[Component data from apps and pages]
- Opening Delimiter -
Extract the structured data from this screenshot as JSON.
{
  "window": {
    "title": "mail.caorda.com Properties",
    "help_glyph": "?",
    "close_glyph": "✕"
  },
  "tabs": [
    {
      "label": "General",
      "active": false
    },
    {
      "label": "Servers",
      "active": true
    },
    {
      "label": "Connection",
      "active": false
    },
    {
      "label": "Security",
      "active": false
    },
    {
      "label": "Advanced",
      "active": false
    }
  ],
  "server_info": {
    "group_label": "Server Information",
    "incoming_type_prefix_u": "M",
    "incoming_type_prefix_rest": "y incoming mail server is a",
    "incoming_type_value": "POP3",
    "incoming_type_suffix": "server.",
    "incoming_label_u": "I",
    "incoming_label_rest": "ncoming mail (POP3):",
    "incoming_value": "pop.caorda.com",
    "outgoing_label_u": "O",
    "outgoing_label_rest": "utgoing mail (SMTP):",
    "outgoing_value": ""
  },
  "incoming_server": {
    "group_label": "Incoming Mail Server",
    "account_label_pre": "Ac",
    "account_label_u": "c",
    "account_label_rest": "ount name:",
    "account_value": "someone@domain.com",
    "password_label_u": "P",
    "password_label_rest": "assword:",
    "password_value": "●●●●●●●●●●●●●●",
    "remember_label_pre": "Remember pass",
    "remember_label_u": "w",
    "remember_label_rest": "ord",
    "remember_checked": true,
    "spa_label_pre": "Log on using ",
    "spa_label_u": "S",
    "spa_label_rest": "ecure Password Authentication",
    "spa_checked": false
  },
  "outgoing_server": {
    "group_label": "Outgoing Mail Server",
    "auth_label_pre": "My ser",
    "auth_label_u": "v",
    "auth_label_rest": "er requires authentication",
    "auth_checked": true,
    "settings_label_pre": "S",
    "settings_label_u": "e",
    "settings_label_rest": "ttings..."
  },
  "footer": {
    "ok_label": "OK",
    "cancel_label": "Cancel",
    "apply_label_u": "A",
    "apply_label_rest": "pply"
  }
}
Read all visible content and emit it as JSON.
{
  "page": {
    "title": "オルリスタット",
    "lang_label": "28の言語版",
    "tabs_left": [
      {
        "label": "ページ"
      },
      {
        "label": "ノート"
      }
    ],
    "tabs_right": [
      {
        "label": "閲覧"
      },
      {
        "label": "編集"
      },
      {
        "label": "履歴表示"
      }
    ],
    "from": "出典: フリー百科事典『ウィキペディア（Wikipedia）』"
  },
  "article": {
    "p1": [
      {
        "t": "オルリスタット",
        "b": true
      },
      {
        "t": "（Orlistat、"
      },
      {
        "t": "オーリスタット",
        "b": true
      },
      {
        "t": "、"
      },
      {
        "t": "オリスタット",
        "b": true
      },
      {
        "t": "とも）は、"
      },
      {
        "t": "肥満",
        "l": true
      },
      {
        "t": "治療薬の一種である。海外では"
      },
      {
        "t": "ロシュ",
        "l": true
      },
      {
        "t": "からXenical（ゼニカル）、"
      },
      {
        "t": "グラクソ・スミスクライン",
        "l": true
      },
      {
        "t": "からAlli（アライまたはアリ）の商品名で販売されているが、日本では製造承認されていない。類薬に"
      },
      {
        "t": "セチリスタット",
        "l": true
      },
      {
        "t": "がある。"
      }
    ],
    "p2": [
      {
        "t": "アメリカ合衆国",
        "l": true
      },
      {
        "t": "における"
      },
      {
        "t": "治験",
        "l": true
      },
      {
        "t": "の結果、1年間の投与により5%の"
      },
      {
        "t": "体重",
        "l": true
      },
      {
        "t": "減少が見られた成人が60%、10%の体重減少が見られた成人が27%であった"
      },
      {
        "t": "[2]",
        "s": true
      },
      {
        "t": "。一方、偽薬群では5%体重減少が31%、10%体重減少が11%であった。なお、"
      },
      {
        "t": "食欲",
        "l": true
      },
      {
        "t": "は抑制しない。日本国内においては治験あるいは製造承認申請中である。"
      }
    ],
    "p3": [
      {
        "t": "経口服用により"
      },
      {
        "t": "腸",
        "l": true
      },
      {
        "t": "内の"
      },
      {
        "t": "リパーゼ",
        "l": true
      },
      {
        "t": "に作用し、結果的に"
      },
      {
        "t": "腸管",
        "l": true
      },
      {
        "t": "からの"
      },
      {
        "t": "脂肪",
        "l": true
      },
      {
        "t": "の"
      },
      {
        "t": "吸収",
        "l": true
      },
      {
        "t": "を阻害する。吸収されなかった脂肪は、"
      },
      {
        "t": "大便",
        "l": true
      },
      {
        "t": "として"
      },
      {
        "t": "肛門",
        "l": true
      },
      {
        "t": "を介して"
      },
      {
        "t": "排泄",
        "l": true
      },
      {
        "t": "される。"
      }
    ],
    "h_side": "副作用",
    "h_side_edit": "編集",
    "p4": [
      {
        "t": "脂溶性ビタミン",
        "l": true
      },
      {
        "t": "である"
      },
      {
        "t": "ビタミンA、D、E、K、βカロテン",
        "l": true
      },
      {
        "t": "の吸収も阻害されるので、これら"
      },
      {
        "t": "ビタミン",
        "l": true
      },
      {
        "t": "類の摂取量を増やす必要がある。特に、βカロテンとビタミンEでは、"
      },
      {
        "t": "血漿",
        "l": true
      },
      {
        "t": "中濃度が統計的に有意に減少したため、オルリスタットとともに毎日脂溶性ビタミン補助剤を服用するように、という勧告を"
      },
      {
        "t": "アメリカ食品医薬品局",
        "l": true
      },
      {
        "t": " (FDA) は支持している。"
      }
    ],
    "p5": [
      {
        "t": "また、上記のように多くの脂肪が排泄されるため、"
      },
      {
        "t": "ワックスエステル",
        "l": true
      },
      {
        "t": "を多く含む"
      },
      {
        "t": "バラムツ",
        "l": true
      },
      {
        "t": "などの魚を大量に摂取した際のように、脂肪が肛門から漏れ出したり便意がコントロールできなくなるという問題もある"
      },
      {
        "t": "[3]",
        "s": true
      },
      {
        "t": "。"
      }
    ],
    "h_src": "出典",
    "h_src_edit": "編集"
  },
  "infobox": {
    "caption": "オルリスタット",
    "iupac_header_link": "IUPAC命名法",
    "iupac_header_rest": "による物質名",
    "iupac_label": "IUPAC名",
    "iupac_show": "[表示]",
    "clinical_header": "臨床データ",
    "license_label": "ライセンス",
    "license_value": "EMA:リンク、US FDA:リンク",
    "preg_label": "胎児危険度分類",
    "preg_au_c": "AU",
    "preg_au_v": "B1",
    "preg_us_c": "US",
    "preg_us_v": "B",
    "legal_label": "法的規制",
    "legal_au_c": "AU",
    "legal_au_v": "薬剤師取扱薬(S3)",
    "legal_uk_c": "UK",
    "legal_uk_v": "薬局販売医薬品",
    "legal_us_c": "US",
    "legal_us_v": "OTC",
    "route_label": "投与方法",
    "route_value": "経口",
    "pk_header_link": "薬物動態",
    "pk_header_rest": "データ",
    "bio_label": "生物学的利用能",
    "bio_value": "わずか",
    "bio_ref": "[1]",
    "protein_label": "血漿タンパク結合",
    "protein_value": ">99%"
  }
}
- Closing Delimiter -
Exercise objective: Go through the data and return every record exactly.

Solved exercise:
Extract the structured data from this screenshot as JSON.
{
  "window": {
    "title": "mail.caorda.com Properties",
    "help_glyph": "?",
    "close_glyph": "✕"
  },
  "tabs": [
    {
      "label": "General",
      "active": false
    },
    {
      "label": "Servers",
      "active": true
    },
    {
      "label": "Connection",
      "active": false
    },
    {
      "label": "Security",
      "active": false
    },
    {
      "label": "Advanced",
      "active": false
    }
  ],
  "server_info": {
    "group_label": "Server Information",
    "incoming_type_prefix_u": "M",
    "incoming_type_prefix_rest": "y incoming mail server is a",
    "incoming_type_value": "POP3",
    "incoming_type_suffix": "server.",
    "incoming_label_u": "I",
    "incoming_label_rest": "ncoming mail (POP3):",
    "incoming_value": "pop.caorda.com",
    "outgoing_label_u": "O",
    "outgoing_label_rest": "utgoing mail (SMTP):",
    "outgoing_value": ""
  },
  "incoming_server": {
    "group_label": "Incoming Mail Server",
    "account_label_pre": "Ac",
    "account_label_u": "c",
    "account_label_rest": "ount name:",
    "account_value": "someone@domain.com",
    "password_label_u": "P",
    "password_label_rest": "assword:",
    "password_value": "●●●●●●●●●●●●●●",
    "remember_label_pre": "Remember pass",
    "remember_label_u": "w",
    "remember_label_rest": "ord",
    "remember_checked": true,
    "spa_label_pre": "Log on using ",
    "spa_label_u": "S",
    "spa_label_rest": "ecure Password Authentication",
    "spa_checked": false
  },
  "outgoing_server": {
    "group_label": "Outgoing Mail Server",
    "auth_label_pre": "My ser",
    "auth_label_u": "v",
    "auth_label_rest": "er requires authentication",
    "auth_checked": true,
    "settings_label_pre": "S",
    "settings_label_u": "e",
    "settings_label_rest": "ttings..."
  },
  "footer": {
    "ok_label": "OK",
    "cancel_label": "Cancel",
    "apply_label_u": "A",
    "apply_label_rest": "pply"
  }
}
Read all visible content and emit it as JSON.
{
  "page": {
    "title": "オルリスタット",
    "lang_label": "28の言語版",
    "tabs_left": [
      {
        "label": "ページ"
      },
      {
        "label": "ノート"
      }
    ],
    "tabs_right": [
      {
        "label": "閲覧"
      },
      {
        "label": "編集"
      },
      {
        "label": "履歴表示"
      }
    ],
    "from": "出典: フリー百科事典『ウィキペディア（Wikipedia）』"
  },
  "article": {
    "p1": [
      {
        "t": "オルリスタット",
        "b": true
      },
      {
        "t": "（Orlistat、"
      },
      {
        "t": "オーリスタット",
        "b": true
      },
      {
        "t": "、"
      },
      {
        "t": "オリスタット",
        "b": true
      },
      {
        "t": "とも）は、"
      },
      {
        "t": "肥満",
        "l": true
      },
      {
        "t": "治療薬の一種である。海外では"
      },
      {
        "t": "ロシュ",
        "l": true
      },
      {
        "t": "からXenical（ゼニカル）、"
      },
      {
        "t": "グラクソ・スミスクライン",
        "l": true
      },
      {
        "t": "からAlli（アライまたはアリ）の商品名で販売されているが、日本では製造承認されていない。類薬に"
      },
      {
        "t": "セチリスタット",
        "l": true
      },
      {
        "t": "がある。"
      }
    ],
    "p2": [
      {
        "t": "アメリカ合衆国",
        "l": true
      },
      {
        "t": "における"
      },
      {
        "t": "治験",
        "l": true
      },
      {
        "t": "の結果、1年間の投与により5%の"
      },
      {
        "t": "体重",
        "l": true
      },
      {
        "t": "減少が見られた成人が60%、10%の体重減少が見られた成人が27%であった"
      },
      {
        "t": "[2]",
        "s": true
      },
      {
        "t": "。一方、偽薬群では5%体重減少が31%、10%体重減少が11%であった。なお、"
      },
      {
        "t": "食欲",
        "l": true
      },
      {
        "t": "は抑制しない。日本国内においては治験あるいは製造承認申請中である。"
      }
    ],
    "p3": [
      {
        "t": "経口服用により"
      },
      {
        "t": "腸",
        "l": true
      },
      {
        "t": "内の"
      },
      {
        "t": "リパーゼ",
        "l": true
      },
      {
        "t": "に作用し、結果的に"
      },
      {
        "t": "腸管",
        "l": true
      },
      {
        "t": "からの"
      },
      {
        "t": "脂肪",
        "l": true
      },
      {
        "t": "の"
      },
      {
        "t": "吸収",
        "l": true
      },
      {
        "t": "を阻害する。吸収されなかった脂肪は、"
      },
      {
        "t": "大便",
        "l": true
      },
      {
        "t": "として"
      },
      {
        "t": "肛門",
        "l": true
      },
      {
        "t": "を介して"
      },
      {
        "t": "排泄",
        "l": true
      },
      {
        "t": "される。"
      }
    ],
    "h_side": "副作用",
    "h_side_edit": "編集",
    "p4": [
      {
        "t": "脂溶性ビタミン",
        "l": true
      },
      {
        "t": "である"
      },
      {
        "t": "ビタミンA、D、E、K、βカロテン",
        "l": true
      },
      {
        "t": "の吸収も阻害されるので、これら"
      },
      {
        "t": "ビタミン",
        "l": true
      },
      {
        "t": "類の摂取量を増やす必要がある。特に、βカロテンとビタミンEでは、"
      },
      {
        "t": "血漿",
        "l": true
      },
      {
        "t": "中濃度が統計的に有意に減少したため、オルリスタットとともに毎日脂溶性ビタミン補助剤を服用するように、という勧告を"
      },
      {
        "t": "アメリカ食品医薬品局",
        "l": true
      },
      {
        "t": " (FDA) は支持している。"
      }
    ],
    "p5": [
      {
        "t": "また、上記のように多くの脂肪が排泄されるため、"
      },
      {
        "t": "ワックスエステル",
        "l": true
      },
      {
        "t": "を多く含む"
      },
      {
        "t": "バラムツ",
        "l": true
      },
      {
        "t": "などの魚を大量に摂取した際のように、脂肪が肛門から漏れ出したり便意がコントロールできなくなるという問題もある"
      },
      {
        "t": "[3]",
        "s": true
      },
      {
        "t": "。"
      }
    ],
    "h_src": "出典",
    "h_src_edit": "編集"
  },
  "infobox": {
    "caption": "オルリスタット",
    "iupac_header_link": "IUPAC命名法",
    "iupac_header_rest": "による物質名",
    "iupac_label": "IUPAC名",
    "iupac_show": "[表示]",
    "clinical_header": "臨床データ",
    "license_label": "ライセンス",
    "license_value": "EMA:リンク、US FDA:リンク",
    "preg_label": "胎児危険度分類",
    "preg_au_c": "AU",
    "preg_au_v": "B1",
    "preg_us_c": "US",
    "preg_us_v": "B",
    "legal_label": "法的規制",
    "legal_au_c": "AU",
    "legal_au_v": "薬剤師取扱薬(S3)",
    "legal_uk_c": "UK",
    "legal_uk_v": "薬局販売医薬品",
    "legal_us_c": "US",
    "legal_us_v": "OTC",
    "route_label": "投与方法",
    "route_value": "経口",
    "pk_header_link": "薬物動態",
    "pk_header_rest": "データ",
    "bio_label": "生物学的利用能",
    "bio_value": "わずか",
    "bio_ref": "[1]",
    "protein_label": "血漿タンパク結合",
    "protein_value": ">99%"
  }
}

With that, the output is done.